Scottish charities need to deliver more digital services
Ross McCulloch says charities need to start thinking about how they can provide more digital services to improve people's lives
I’ve been spending the last few months working with Scottish charity chief executives and senior staff on the OneDigital action learning programme. It’s one of the most exciting pieces of work I’ve ever been involved in.
Many of the charities participating are taking a fresh look at the fundamentals of how they work. Their starting point is service users and supporters, not digital tools. They’re making simple changes to transform the way their staff work, and allowing them to get excited and empowered about the vital work they deliver. One organisation is now delivering more counselling sessions using online channels because they’ve listened to people’s needs. They’re now reaching a much broader cross section of the local community as a result. Another charity has freed up staff to collaborate across teams, utilising working methods usually associated with big tech firms. We’re talking about digital transformation in the truest sense of the word.
All of this work is propelled forward by the broader OneDigital programme and the Scottish Government’s digital strategy. However, having worked with these charity leaders over the last few months it’s clear that we need radical change if the sector is ever going to truly embrace digital.
We need to move away from seeing data as a tool to win and report on funding - it’s about delivering the best services we can, when and where people need them
Effective leadership needs to be the starting point.

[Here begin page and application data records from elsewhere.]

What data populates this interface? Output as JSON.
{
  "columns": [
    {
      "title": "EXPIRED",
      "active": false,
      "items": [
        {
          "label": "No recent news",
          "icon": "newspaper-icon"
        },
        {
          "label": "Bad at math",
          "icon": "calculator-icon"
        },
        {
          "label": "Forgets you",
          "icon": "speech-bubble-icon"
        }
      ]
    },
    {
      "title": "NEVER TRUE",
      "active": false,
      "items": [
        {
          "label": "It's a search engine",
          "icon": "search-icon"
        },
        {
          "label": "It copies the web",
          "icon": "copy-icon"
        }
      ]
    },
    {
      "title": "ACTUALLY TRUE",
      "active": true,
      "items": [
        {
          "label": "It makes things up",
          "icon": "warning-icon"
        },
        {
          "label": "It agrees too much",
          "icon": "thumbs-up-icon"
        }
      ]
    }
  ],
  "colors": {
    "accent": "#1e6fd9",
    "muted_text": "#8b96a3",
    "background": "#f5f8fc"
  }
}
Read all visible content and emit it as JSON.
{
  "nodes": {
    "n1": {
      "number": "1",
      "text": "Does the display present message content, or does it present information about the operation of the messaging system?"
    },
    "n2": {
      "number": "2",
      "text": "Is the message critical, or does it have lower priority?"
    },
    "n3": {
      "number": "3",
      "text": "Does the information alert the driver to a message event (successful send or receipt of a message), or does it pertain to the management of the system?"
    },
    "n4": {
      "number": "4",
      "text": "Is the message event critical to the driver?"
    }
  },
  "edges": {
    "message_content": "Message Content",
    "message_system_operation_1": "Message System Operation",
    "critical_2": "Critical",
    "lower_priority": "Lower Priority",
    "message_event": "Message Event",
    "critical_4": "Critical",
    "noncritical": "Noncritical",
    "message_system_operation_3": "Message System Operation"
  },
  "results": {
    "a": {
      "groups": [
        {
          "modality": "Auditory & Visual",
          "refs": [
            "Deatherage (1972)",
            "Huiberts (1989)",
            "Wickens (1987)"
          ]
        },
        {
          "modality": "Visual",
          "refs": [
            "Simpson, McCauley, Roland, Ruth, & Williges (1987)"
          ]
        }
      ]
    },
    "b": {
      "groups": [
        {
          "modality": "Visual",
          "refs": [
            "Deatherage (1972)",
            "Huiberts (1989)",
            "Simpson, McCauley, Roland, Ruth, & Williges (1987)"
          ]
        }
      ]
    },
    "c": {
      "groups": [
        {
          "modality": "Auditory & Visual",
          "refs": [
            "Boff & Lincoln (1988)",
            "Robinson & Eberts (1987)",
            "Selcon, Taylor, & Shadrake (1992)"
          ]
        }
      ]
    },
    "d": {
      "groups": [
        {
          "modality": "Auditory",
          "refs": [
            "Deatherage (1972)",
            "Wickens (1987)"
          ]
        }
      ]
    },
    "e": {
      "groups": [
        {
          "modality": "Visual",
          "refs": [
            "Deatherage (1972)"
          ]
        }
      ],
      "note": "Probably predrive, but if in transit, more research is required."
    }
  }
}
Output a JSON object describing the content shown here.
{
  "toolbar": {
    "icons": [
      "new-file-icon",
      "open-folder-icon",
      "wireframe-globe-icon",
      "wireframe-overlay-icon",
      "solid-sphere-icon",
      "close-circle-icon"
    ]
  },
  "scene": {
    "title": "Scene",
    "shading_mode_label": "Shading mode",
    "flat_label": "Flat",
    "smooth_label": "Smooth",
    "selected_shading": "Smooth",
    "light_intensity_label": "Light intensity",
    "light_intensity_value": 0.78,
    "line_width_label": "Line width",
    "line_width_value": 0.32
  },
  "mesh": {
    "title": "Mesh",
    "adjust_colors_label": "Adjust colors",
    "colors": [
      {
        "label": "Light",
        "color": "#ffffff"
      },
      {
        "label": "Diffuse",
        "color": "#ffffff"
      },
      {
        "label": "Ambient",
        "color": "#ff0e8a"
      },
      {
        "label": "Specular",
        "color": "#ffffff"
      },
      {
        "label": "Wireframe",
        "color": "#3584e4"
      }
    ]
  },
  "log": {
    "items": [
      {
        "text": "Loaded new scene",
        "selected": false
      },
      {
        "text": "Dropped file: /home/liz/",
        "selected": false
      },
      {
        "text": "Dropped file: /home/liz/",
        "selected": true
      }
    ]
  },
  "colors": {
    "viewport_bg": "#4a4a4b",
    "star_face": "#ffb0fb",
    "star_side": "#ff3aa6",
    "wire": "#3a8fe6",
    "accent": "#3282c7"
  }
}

The charities taking part in our action learning sets have embraced change because they’ve got passionate, effective leaders. Senior leaders and trustees can no longer rely on junior staff to make key strategic decisions about digital. It’s not just about social media, it’s not just about the server that sits in your cupboard and it’s not just about your fundraising database. This is about looking at what you do with a fresh pair of eyes, experimenting and empowering staff and service users – it needs to be about real culture change. Digital could be the answer to your charity supporting many more people in the future, without necessarily having to source more funding. We’re only starting to scratch the surface of digital as a service delivery tool.
For many organisations all of this leads to one fundamental question: is your chief executive or chair ready to fundamentally reassess how you do things in light of the potential offered by digital?
Charities need a new relationship with technology. We need to focus on nimble, modular, cost-effective, off-the-shelf solutions and ditch one-size-fits-all IT behemoths. Let’s end the age of the giant IT infrastructure system and aim to get to the point where IT becomes invisible.
Another key theme emerging from OneDigital is the need for the third sector to get a better handle on data. As part of the action learning programme we’ve spent time speaking to people at the likes of Uber and Skyscanner – alongside workplace culture, data is the driving force behind these multibillion pound businesses. We need to ensure all decisions we make are based upon effective use of data. We need to be geared up to spot societal trends. It’s vital that we respond quickly to the needs of our communities and we need to be able to truly measure the impact we have.
Unfortunately most charities make little use of data because resources and skill-set are minimal to say the least. Add in to the mix the limited access charities have to external data and you’ve got a real problem. Perhaps the large third sector umbrella and membership bodies need to take more responsibility for thematic and regional data to ensure charities continue to truly meet local need. We need to move away from seeing data as a tool to win and report on funding, it’s about delivering the best services we can, when and where people need them.
Funding is going to be key to all of this. That doesn’t necessarily mean more tech-focused niche funding streams. In fact it would be much more productive if funders simply encouraged more people to make digital-first grant applications to mainstream funding streams. That’s probably going to mean training grants officers to assess projects where digital is key, and we need more funders challenging charities to think about where digital can improve outcomes.
Alongside the OneDigital team, I’m currently working on a charity senior leaders' digital call to action. This will be a blueprint for change, shaped by those taking part in the action learning programme. Hopefully this will kick-start a wider conversation about the need for effective leadership, culture change, flexible technology, smarter funding, and collaborative data. Less strategy, more doing.
The Call to Action will be launched on 2 November at the Senior Leaders Digital Unconference – 3rdsectordigicamp. This event is open to senior leaders and key stakeholders from across the third sector.
Ross McCulloch is director of Third Sector Lab.